7. Josh Reddick (BOS 2010-11, OAK 2012-16, LAD 2016, HOU 2017-19)
Is there a more consistently underrated player in baseball than Reddick? He’s an above-average hitter and fielder (and baserunner) every season, and he seems to always play on winning teams; he has reached the postseason on three different teams. (The only one he didn’t: Boston!) Reddick hasn’t had the power he showed with his 2012 season of 32 homers, but he’s always there, and always important. Somehow, he still has never made an All-Star team.
8. Jay Bruce (CIN 2010-16, NYM 2016-18, CLE 2017, SEA 2019, PHI 2019)

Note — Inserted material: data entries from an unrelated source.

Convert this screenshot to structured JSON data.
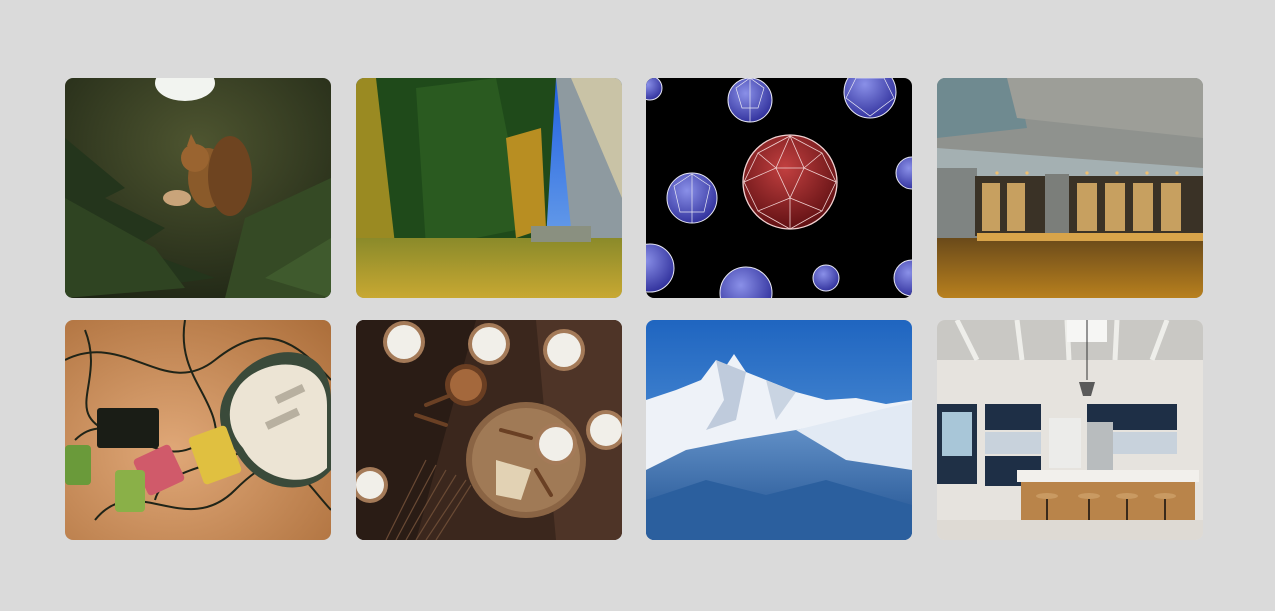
{
  "gallery": {
    "tiles": [
      {
        "subject": "squirrel-in-pine-tree",
        "dominant_color": "#3a3f22"
      },
      {
        "subject": "forest-meadow-blue-sky",
        "dominant_color": "#4f7a2a"
      },
      {
        "subject": "geodesic-spheres-on-black",
        "dominant_color": "#000000"
      },
      {
        "subject": "concrete-building-over-water",
        "dominant_color": "#8a8a86"
      },
      {
        "subject": "guitar-and-effect-pedals",
        "dominant_color": "#b07a4a"
      },
      {
        "subject": "milk-cups-and-cinnamon",
        "dominant_color": "#4a3226"
      },
      {
        "subject": "snowy-mountain-peaks",
        "dominant_color": "#2c6fb8"
      },
      {
        "subject": "modern-kitchen-interior",
        "dominant_color": "#e8e6e2"
      }
    ]
  },
  "colors": {
    "page_background": "#dadada"
  }
}
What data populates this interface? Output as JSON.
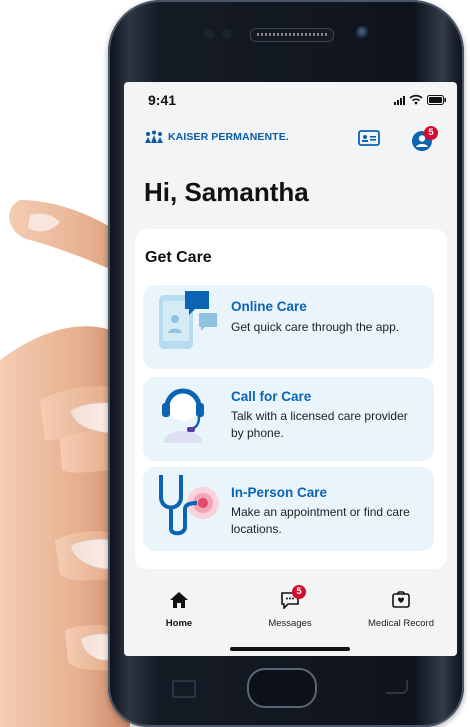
{
  "status_bar": {
    "time": "9:41"
  },
  "header": {
    "brand": "KAISER PERMANENTE.",
    "profile_badge": "5"
  },
  "greeting": "Hi, Samantha",
  "get_care": {
    "title": "Get Care",
    "items": [
      {
        "title": "Online Care",
        "description": "Get quick care through the app.",
        "icon": "chat-icon"
      },
      {
        "title": "Call for Care",
        "description": "Talk with a licensed care provider by phone.",
        "icon": "headset-icon"
      },
      {
        "title": "In-Person Care",
        "description": "Make an appointment or find care locations.",
        "icon": "stethoscope-icon"
      }
    ]
  },
  "tabs": [
    {
      "label": "Home",
      "icon": "home-icon",
      "active": true
    },
    {
      "label": "Messages",
      "icon": "message-icon",
      "badge": "5"
    },
    {
      "label": "Medical Record",
      "icon": "medical-record-icon"
    }
  ],
  "colors": {
    "brand_blue": "#0b63b3",
    "badge_red": "#d50b2c",
    "card_bg": "#eaf5fb"
  }
}
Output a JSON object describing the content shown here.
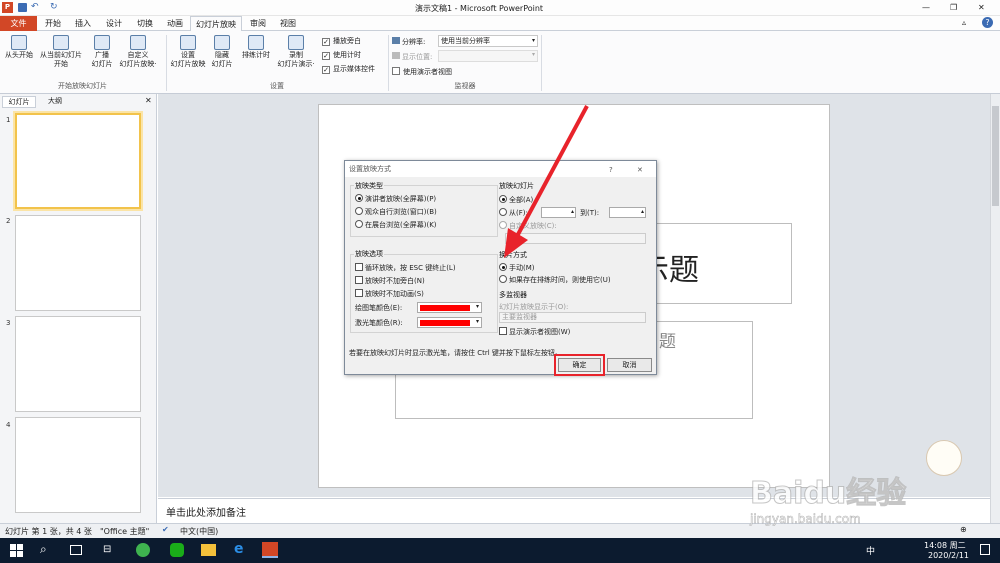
{
  "window": {
    "title": "演示文稿1 - Microsoft PowerPoint",
    "min": "—",
    "max": "❐",
    "close": "✕",
    "help": "?",
    "restore": "▵"
  },
  "tabs": {
    "file": "文件",
    "home": "开始",
    "insert": "插入",
    "design": "设计",
    "transitions": "切换",
    "animations": "动画",
    "slideshow": "幻灯片放映",
    "review": "审阅",
    "view": "视图"
  },
  "ribbon": {
    "from_beginning": "从头开始",
    "from_current": "从当前幻灯片\n开始",
    "broadcast": "广播\n幻灯片",
    "custom": "自定义\n幻灯片放映·",
    "group1": "开始放映幻灯片",
    "setup": "设置\n幻灯片放映",
    "hide": "隐藏\n幻灯片",
    "rehearse": "排练计时",
    "record": "录制\n幻灯片演示·",
    "play_narrations": "播放旁白",
    "use_timings": "使用计时",
    "show_media": "显示媒体控件",
    "group2": "设置",
    "resolution_label": "分辨率:",
    "resolution_value": "使用当前分辨率",
    "show_on_label": "显示位置:",
    "presenter_view": "使用演示者视图",
    "group3": "监视器"
  },
  "leftpane": {
    "tab_slides": "幻灯片",
    "tab_outline": "大纲",
    "close": "✕",
    "slides": [
      "1",
      "2",
      "3",
      "4"
    ]
  },
  "slide": {
    "title_fragment": "示题",
    "subtitle_fragment": "题"
  },
  "notes": {
    "placeholder": "单击此处添加备注"
  },
  "status": {
    "slide_info": "幻灯片 第 1 张，共 4 张",
    "theme": "\"Office 主题\"",
    "language": "中文(中国)",
    "zoom": "⊕"
  },
  "dialog": {
    "title": "设置放映方式",
    "help": "?",
    "close": "✕",
    "show_type": {
      "label": "放映类型",
      "options": [
        "演讲者放映(全屏幕)(P)",
        "观众自行浏览(窗口)(B)",
        "在展台浏览(全屏幕)(K)"
      ],
      "selected": 0
    },
    "show_options": {
      "label": "放映选项",
      "items": [
        "循环放映，按 ESC 键终止(L)",
        "放映时不加旁白(N)",
        "放映时不加动画(S)"
      ],
      "pen_color": "绘图笔颜色(E):",
      "laser_color": "激光笔颜色(R):",
      "swatch": "#ff0000"
    },
    "show_slides": {
      "label": "放映幻灯片",
      "all": "全部(A)",
      "from": "从(F):",
      "to": "到(T):",
      "custom": "自定义放映(C):"
    },
    "advance": {
      "label": "换片方式",
      "manual": "手动(M)",
      "timings": "如果存在排练时间，则使用它(U)"
    },
    "monitors": {
      "label": "多监视器",
      "display_on": "幻灯片放映显示于(O):",
      "monitor_value": "主要监视器",
      "presenter": "显示演示者视图(W)"
    },
    "tip": "若要在放映幻灯片时显示激光笔，请按住 Ctrl 键并按下鼠标左按钮。",
    "ok": "确定",
    "cancel": "取消"
  },
  "taskbar": {
    "time": "14:08 周二",
    "date": "2020/2/11",
    "ime": "中"
  },
  "watermark": {
    "text": "Baidu经验",
    "url": "jingyan.baidu.com"
  },
  "colors": {
    "file_tab": "#d24726",
    "accent_red": "#e8232b",
    "taskbar": "#0c1b2f"
  }
}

Bruce was once one of the mostly highly regarded prospects in baseball, which is why his career has always felt (unfairly) disappointing. You expected him to be otherworldly, when it turned out he was just darned good for 12 years now. Surprisingly, Bruce has never won a postseason series. (He’s 0-5).
9. Hunter Pence (HOU 2010-11, PHI 2011-12, SFG 2012-18, TEX 2019)
Pence has always been an unconventional player -- his swing looks like someone trying to avoid being stung by a bee -- but he was never better than he was after being traded to the Giants, where he would win two World Series. Injuries hurt him late in his Giants career, but he has enjoyed resurgence last year with the Rangers. Baseball’s more fun with Pence around.
10. Yasiel Puig (LAD 2013-18, CIN 2019)
While we were all spending so much time arguing about him, Puig just kept going out there and putting up numbers. For most of his career, he has been inconsistent at times, but ultimately ends up being a boon to his team. This year has been rough in Cincinnati, but there’s plenty of baseball left. At 28, Puig should be in his prime. If he had reached everything you wanted him to, he’d be higher on this list. But Puig always has surprises in store, for us and for him.
Honorable mention: Carlos Beltran, Andre Ethier, Shin-Soo Choo, Adam Eaton, Aaron Judge